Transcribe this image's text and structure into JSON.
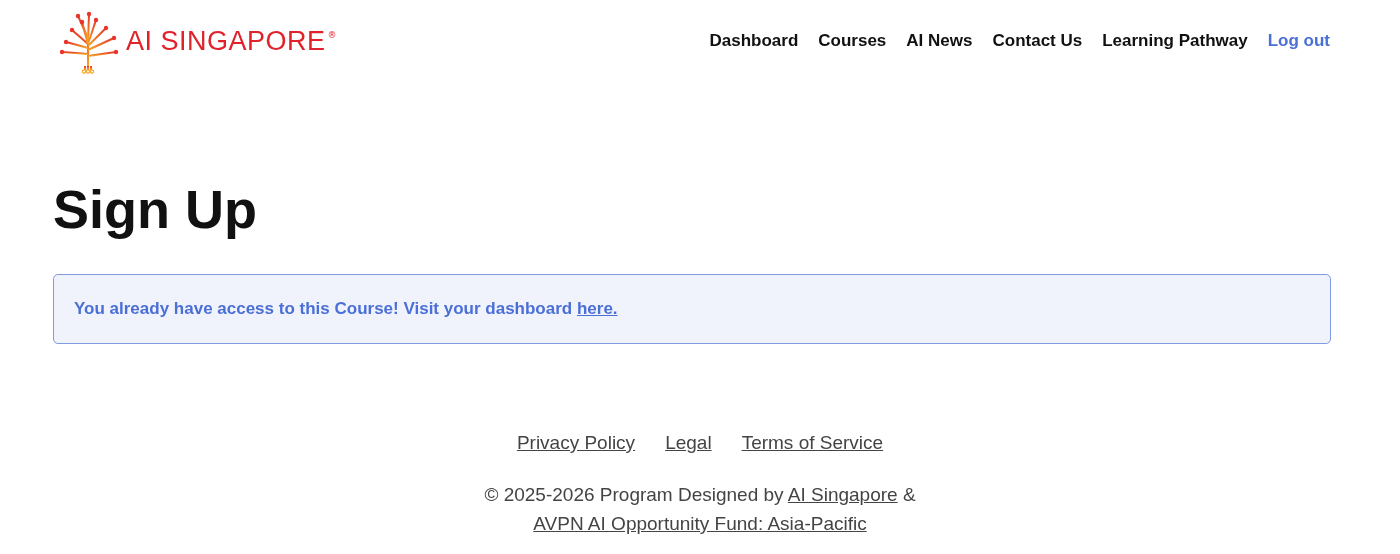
{
  "logo": {
    "text": "AI SINGAPORE",
    "mark": "®"
  },
  "nav": [
    {
      "label": "Dashboard",
      "kind": "link"
    },
    {
      "label": "Courses",
      "kind": "link"
    },
    {
      "label": "AI News",
      "kind": "link"
    },
    {
      "label": "Contact Us",
      "kind": "link"
    },
    {
      "label": "Learning Pathway",
      "kind": "link"
    },
    {
      "label": "Log out",
      "kind": "action"
    }
  ],
  "title": "Sign Up",
  "notice": {
    "text": "You already have access to this Course! Visit your dashboard",
    "link": "here."
  },
  "footer_links": [
    "Privacy Policy",
    "Legal",
    "Terms of Service"
  ],
  "copyright": {
    "text": "© 2025-2026 Program Designed by",
    "link_1": "AI Singapore",
    "joiner": "&",
    "link_2": "AVPN AI Opportunity Fund: Asia-Pacific"
  }
}
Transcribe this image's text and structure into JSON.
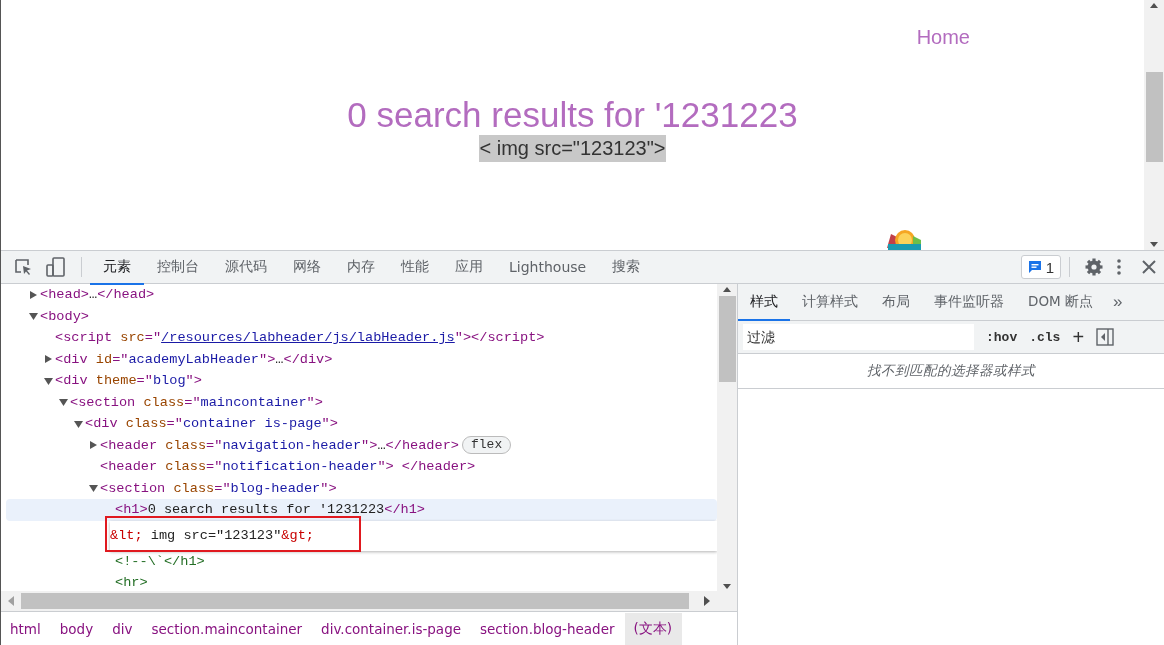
{
  "page": {
    "nav_link": "Home",
    "heading": "0 search results for '1231223",
    "subtext": "< img src=\"123123\">",
    "subtext_selected": true
  },
  "devtools": {
    "tabs": [
      {
        "label": "元素",
        "selected": true
      },
      {
        "label": "控制台",
        "selected": false
      },
      {
        "label": "源代码",
        "selected": false
      },
      {
        "label": "网络",
        "selected": false
      },
      {
        "label": "内存",
        "selected": false
      },
      {
        "label": "性能",
        "selected": false
      },
      {
        "label": "应用",
        "selected": false
      },
      {
        "label": "Lighthouse",
        "selected": false
      },
      {
        "label": "搜索",
        "selected": false
      }
    ],
    "issues_count": "1",
    "dom_tree": [
      {
        "expanded": false,
        "tokens": [
          {
            "kind": "tag",
            "t": "<head>"
          },
          {
            "kind": "text",
            "t": "…"
          },
          {
            "kind": "tag",
            "t": "</head>"
          }
        ]
      },
      {
        "expanded": true,
        "tokens": [
          {
            "kind": "tag",
            "t": "<body>"
          }
        ],
        "children": [
          {
            "tokens": [
              {
                "kind": "tag",
                "t": "<script"
              },
              {
                "kind": "attr",
                "t": " src"
              },
              {
                "kind": "tag",
                "t": "=\""
              },
              {
                "kind": "link",
                "t": "/resources/labheader/js/labHeader.js"
              },
              {
                "kind": "tag",
                "t": "\"></script>"
              }
            ]
          },
          {
            "expanded": false,
            "tokens": [
              {
                "kind": "tag",
                "t": "<div"
              },
              {
                "kind": "attr",
                "t": " id"
              },
              {
                "kind": "tag",
                "t": "=\""
              },
              {
                "kind": "value",
                "t": "academyLabHeader"
              },
              {
                "kind": "tag",
                "t": "\">"
              },
              {
                "kind": "text",
                "t": "…"
              },
              {
                "kind": "tag",
                "t": "</div>"
              }
            ]
          },
          {
            "expanded": true,
            "tokens": [
              {
                "kind": "tag",
                "t": "<div"
              },
              {
                "kind": "attr",
                "t": " theme"
              },
              {
                "kind": "tag",
                "t": "=\""
              },
              {
                "kind": "value",
                "t": "blog"
              },
              {
                "kind": "tag",
                "t": "\">"
              }
            ],
            "children": [
              {
                "expanded": true,
                "tokens": [
                  {
                    "kind": "tag",
                    "t": "<section"
                  },
                  {
                    "kind": "attr",
                    "t": " class"
                  },
                  {
                    "kind": "tag",
                    "t": "=\""
                  },
                  {
                    "kind": "value",
                    "t": "maincontainer"
                  },
                  {
                    "kind": "tag",
                    "t": "\">"
                  }
                ],
                "children": [
                  {
                    "expanded": true,
                    "tokens": [
                      {
                        "kind": "tag",
                        "t": "<div"
                      },
                      {
                        "kind": "attr",
                        "t": " class"
                      },
                      {
                        "kind": "tag",
                        "t": "=\""
                      },
                      {
                        "kind": "value",
                        "t": "container is-page"
                      },
                      {
                        "kind": "tag",
                        "t": "\">"
                      }
                    ],
                    "children": [
                      {
                        "expanded": false,
                        "tokens": [
                          {
                            "kind": "tag",
                            "t": "<header"
                          },
                          {
                            "kind": "attr",
                            "t": " class"
                          },
                          {
                            "kind": "tag",
                            "t": "=\""
                          },
                          {
                            "kind": "value",
                            "t": "navigation-header"
                          },
                          {
                            "kind": "tag",
                            "t": "\">"
                          },
                          {
                            "kind": "text",
                            "t": "…"
                          },
                          {
                            "kind": "tag",
                            "t": "</header>"
                          },
                          {
                            "kind": "badge",
                            "t": "flex"
                          }
                        ]
                      },
                      {
                        "tokens": [
                          {
                            "kind": "tag",
                            "t": "<header"
                          },
                          {
                            "kind": "attr",
                            "t": " class"
                          },
                          {
                            "kind": "tag",
                            "t": "=\""
                          },
                          {
                            "kind": "value",
                            "t": "notification-header"
                          },
                          {
                            "kind": "tag",
                            "t": "\"> </header>"
                          }
                        ]
                      },
                      {
                        "expanded": true,
                        "tokens": [
                          {
                            "kind": "tag",
                            "t": "<section"
                          },
                          {
                            "kind": "attr",
                            "t": " class"
                          },
                          {
                            "kind": "tag",
                            "t": "=\""
                          },
                          {
                            "kind": "value",
                            "t": "blog-header"
                          },
                          {
                            "kind": "tag",
                            "t": "\">"
                          }
                        ],
                        "children": [
                          {
                            "selected": true,
                            "tokens": [
                              {
                                "kind": "tag",
                                "t": "<h1>"
                              },
                              {
                                "kind": "text",
                                "t": "0 search results for '1231223"
                              },
                              {
                                "kind": "tag",
                                "t": "</h1>"
                              }
                            ]
                          },
                          {
                            "editing": true,
                            "highlighted": true,
                            "tokens": [
                              {
                                "kind": "entity",
                                "t": "&lt;"
                              },
                              {
                                "kind": "text",
                                "t": " img src=\"123123\""
                              },
                              {
                                "kind": "entity",
                                "t": "&gt;"
                              }
                            ]
                          },
                          {
                            "tokens": [
                              {
                                "kind": "comment",
                                "t": "<!--\\`</h1>"
                              }
                            ]
                          },
                          {
                            "tokens": [
                              {
                                "kind": "comment",
                                "t": "<hr>"
                              }
                            ]
                          }
                        ]
                      }
                    ]
                  }
                ]
              }
            ]
          }
        ]
      }
    ],
    "breadcrumbs": [
      {
        "label": "html",
        "selected": false
      },
      {
        "label": "body",
        "selected": false
      },
      {
        "label": "div",
        "selected": false
      },
      {
        "label": "section.maincontainer",
        "selected": false
      },
      {
        "label": "div.container.is-page",
        "selected": false
      },
      {
        "label": "section.blog-header",
        "selected": false
      },
      {
        "label": "(文本)",
        "selected": true
      }
    ],
    "side_tabs": [
      {
        "label": "样式",
        "selected": true
      },
      {
        "label": "计算样式",
        "selected": false
      },
      {
        "label": "布局",
        "selected": false
      },
      {
        "label": "事件监听器",
        "selected": false
      },
      {
        "label": "DOM 断点",
        "selected": false
      }
    ],
    "more_tabs": "»",
    "filter": {
      "placeholder": "过滤"
    },
    "hov": ":hov",
    "cls": ".cls",
    "add": "+",
    "empty_message": "找不到匹配的选择器或样式"
  }
}
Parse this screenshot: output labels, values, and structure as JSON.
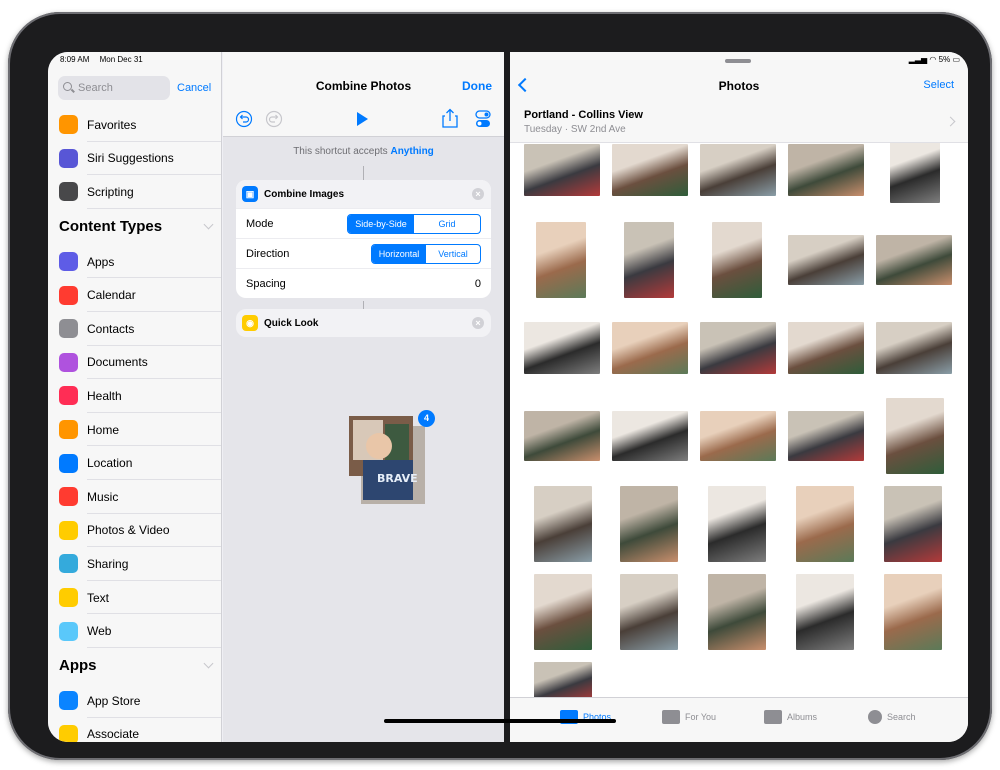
{
  "status": {
    "time": "8:09 AM",
    "date": "Mon Dec 31",
    "battery": "5%"
  },
  "sidebar": {
    "search_placeholder": "Search",
    "cancel_label": "Cancel",
    "top_items": [
      {
        "label": "Favorites",
        "icon": "star-icon",
        "color": "#ff9500"
      },
      {
        "label": "Siri Suggestions",
        "icon": "siri-icon",
        "color": "#5856d6"
      },
      {
        "label": "Scripting",
        "icon": "scripting-icon",
        "color": "#48484a"
      }
    ],
    "content_types_heading": "Content Types",
    "content_items": [
      {
        "label": "Apps",
        "icon": "apps-icon",
        "color": "#5e5ce6"
      },
      {
        "label": "Calendar",
        "icon": "calendar-icon",
        "color": "#ff3b30"
      },
      {
        "label": "Contacts",
        "icon": "contacts-icon",
        "color": "#8e8e93"
      },
      {
        "label": "Documents",
        "icon": "documents-icon",
        "color": "#af52de"
      },
      {
        "label": "Health",
        "icon": "health-icon",
        "color": "#ff2d55"
      },
      {
        "label": "Home",
        "icon": "home-icon",
        "color": "#ff9500"
      },
      {
        "label": "Location",
        "icon": "location-icon",
        "color": "#007aff"
      },
      {
        "label": "Music",
        "icon": "music-icon",
        "color": "#ff3b30"
      },
      {
        "label": "Photos & Video",
        "icon": "photos-icon",
        "color": "#ffcc00"
      },
      {
        "label": "Sharing",
        "icon": "sharing-icon",
        "color": "#34aadc"
      },
      {
        "label": "Text",
        "icon": "text-icon",
        "color": "#ffcc00"
      },
      {
        "label": "Web",
        "icon": "web-icon",
        "color": "#5ac8fa"
      }
    ],
    "apps_heading": "Apps",
    "app_items": [
      {
        "label": "App Store",
        "icon": "app-store-icon",
        "color": "#0a84ff"
      },
      {
        "label": "Associate",
        "icon": "associate-icon",
        "color": "#ffcc00"
      }
    ]
  },
  "editor": {
    "title": "Combine Photos",
    "done_label": "Done",
    "accepts_text": "This shortcut accepts",
    "accepts_value": "Anything",
    "combine_card": {
      "title": "Combine Images",
      "mode_label": "Mode",
      "mode_options": [
        "Side-by-Side",
        "Grid"
      ],
      "mode_selected": "Side-by-Side",
      "direction_label": "Direction",
      "direction_options": [
        "Horizontal",
        "Vertical"
      ],
      "direction_selected": "Horizontal",
      "spacing_label": "Spacing",
      "spacing_value": "0"
    },
    "quicklook_card": {
      "title": "Quick Look"
    },
    "drag_count": "4"
  },
  "photos": {
    "title": "Photos",
    "select_label": "Select",
    "location_title": "Portland - Collins View",
    "location_subtitle": "Tuesday  ·  SW 2nd Ave",
    "tabs": [
      {
        "label": "Photos",
        "icon": "photos-tab-icon",
        "active": true
      },
      {
        "label": "For You",
        "icon": "for-you-icon",
        "active": false
      },
      {
        "label": "Albums",
        "icon": "albums-icon",
        "active": false
      },
      {
        "label": "Search",
        "icon": "search-tab-icon",
        "active": false
      }
    ]
  }
}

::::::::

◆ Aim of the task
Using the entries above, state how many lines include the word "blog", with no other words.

◆ The completed task
3